Medline ® Abstract for Reference 40
of 'Principles of cancer immunotherapy'
Up-regulation of PD-L1, IDO, and T(regs) in the melanoma tumor microenvironment is driven by CD8(+) T cells.
Spranger S, Spaapen RM, Zha Y, Williams J, Meng Y, Ha TT, Gajewski TF
Sci Transl Med. 2013 Aug;5(200):200ra116.
Tumor escape from immune-mediated destruction has been associated with immunosuppressive mechanisms that inhibit T cell activation. Although evidence for an active immune response, including infiltration with CD8(+) T cells, can be found in a subset of patients, those tumors are nonetheless not immunologically rejected. In the current report, we show that it is the subset of T cell-inflamed tumors that showed high expression of three defined immunosuppressive mechanisms: indoleamine-2,3-dioxygenase (IDO), PD-L1/B7-H1, and FoxP3(+) regulatory T cells (T(regs)), suggesting that these inhibitory pathways might serve as negative feedback mechanisms that followed, rather than preceded, CD8(+) T cell infiltration.
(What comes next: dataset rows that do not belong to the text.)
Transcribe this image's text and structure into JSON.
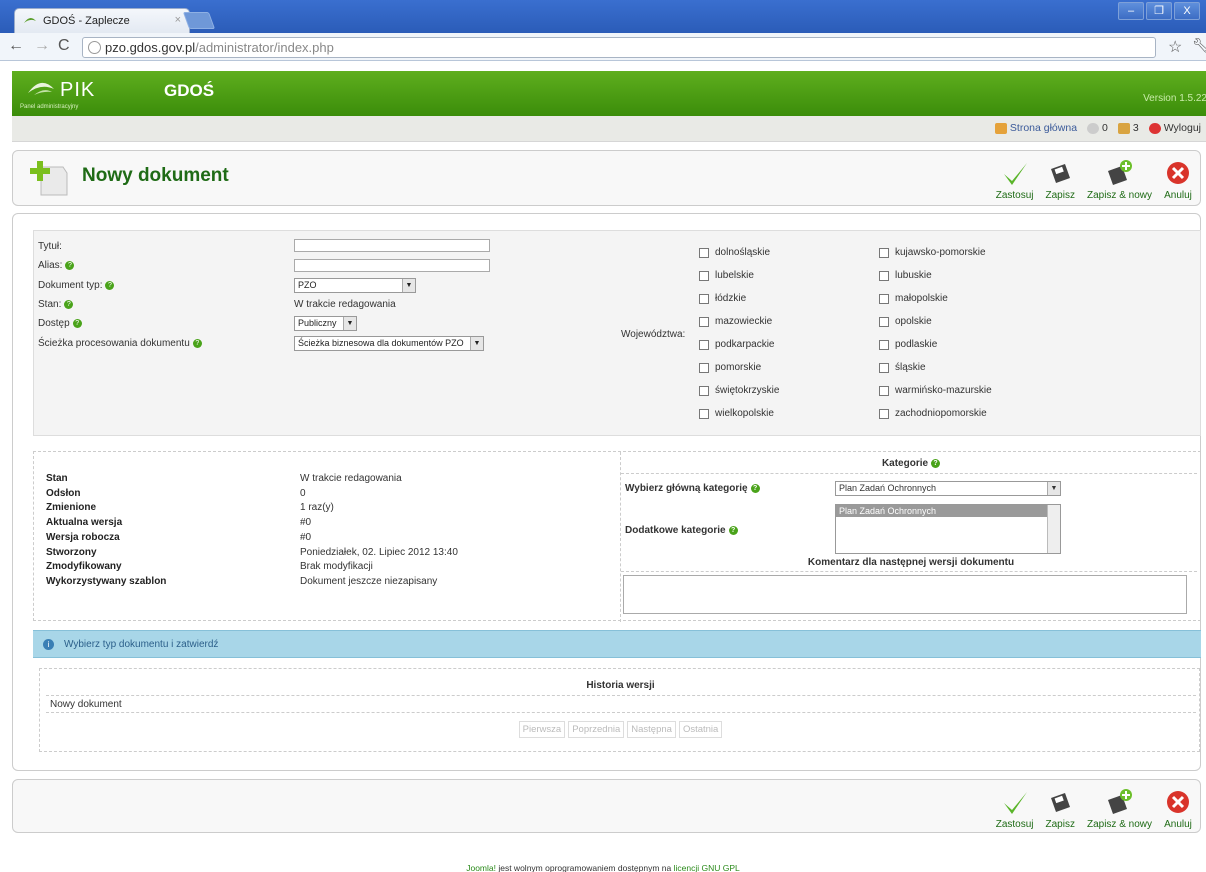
{
  "browser": {
    "tab_title": "GDOŚ - Zaplecze",
    "tab_close": "×",
    "url_host": "pzo.gdos.gov.pl",
    "url_path": "/administrator/index.php",
    "window_buttons": [
      "–",
      "❐",
      "X"
    ]
  },
  "header": {
    "logo_text": "PIK",
    "logo_sub": "Panel administracyjny",
    "site_name": "GDOŚ",
    "version": "Version 1.5.22",
    "brand_color": "#4a9e14"
  },
  "status": {
    "home_link": "Strona główna",
    "messages_count": "0",
    "users_count": "3",
    "logout": "Wyloguj"
  },
  "toolbar": {
    "page_title": "Nowy dokument",
    "apply": "Zastosuj",
    "save": "Zapisz",
    "save_new": "Zapisz & nowy",
    "cancel": "Anuluj"
  },
  "form": {
    "title_label": "Tytuł:",
    "alias_label": "Alias:",
    "doctype_label": "Dokument typ:",
    "doctype_value": "PZO",
    "state_label": "Stan:",
    "state_value": "W trakcie redagowania",
    "access_label": "Dostęp",
    "access_value": "Publiczny",
    "path_label": "Ścieżka procesowania dokumentu",
    "path_value": "Ścieżka biznesowa dla dokumentów PZO",
    "voivodeships_label": "Województwa:",
    "voivodeships_left": [
      "dolnośląskie",
      "lubelskie",
      "łódzkie",
      "mazowieckie",
      "podkarpackie",
      "pomorskie",
      "świętokrzyskie",
      "wielkopolskie"
    ],
    "voivodeships_right": [
      "kujawsko-pomorskie",
      "lubuskie",
      "małopolskie",
      "opolskie",
      "podlaskie",
      "śląskie",
      "warmińsko-mazurskie",
      "zachodniopomorskie"
    ]
  },
  "info": {
    "rows": [
      {
        "k": "Stan",
        "v": "W trakcie redagowania"
      },
      {
        "k": "Odsłon",
        "v": "0"
      },
      {
        "k": "Zmienione",
        "v": "1 raz(y)"
      },
      {
        "k": "Aktualna wersja",
        "v": "#0"
      },
      {
        "k": "Wersja robocza",
        "v": "#0"
      },
      {
        "k": "Stworzony",
        "v": "Poniedziałek, 02. Lipiec 2012 13:40"
      },
      {
        "k": "Zmodyfikowany",
        "v": "Brak modyfikacji"
      },
      {
        "k": "Wykorzystywany szablon",
        "v": "Dokument jeszcze niezapisany"
      }
    ]
  },
  "categories": {
    "title": "Kategorie",
    "main_label": "Wybierz główną kategorię",
    "main_value": "Plan Zadań Ochronnych",
    "additional_label": "Dodatkowe kategorie",
    "additional_selected": "Plan Zadań Ochronnych",
    "comment_title": "Komentarz dla następnej wersji dokumentu"
  },
  "notice": {
    "text": "Wybierz typ dokumentu i zatwierdź"
  },
  "history": {
    "title": "Historia wersji",
    "row": "Nowy dokument",
    "pager": [
      "Pierwsza",
      "Poprzednia",
      "Następna",
      "Ostatnia"
    ]
  },
  "footer": {
    "joomla": "Joomla!",
    "text": " jest wolnym oprogramowaniem dostępnym na ",
    "license": "licencji GNU GPL"
  }
}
Mechanistic studies in mice revealed that up-regulated expression of IDO and PD-L1, as well as recruitment of T(regs), in the tumor microenvironment depended on the presence of CD8(+) T cells. The former was driven by interferon-γand the latter by a production of CCR4-binding chemokines along with a component of induced proliferation. Our results argue that these major immunosuppressive pathways are intrinsically driven by the immune system rather than being orchestrated by cancer cells, and imply that cancer immunotherapy approaches targeting negative regulatory immune checkpoints might be preferentially beneficial for patients with a preexisting T cell-inflamed tumor microenvironment.
Department of Pathology, Section of Hematology/Oncology, University of Chicago, IL 60637, USA.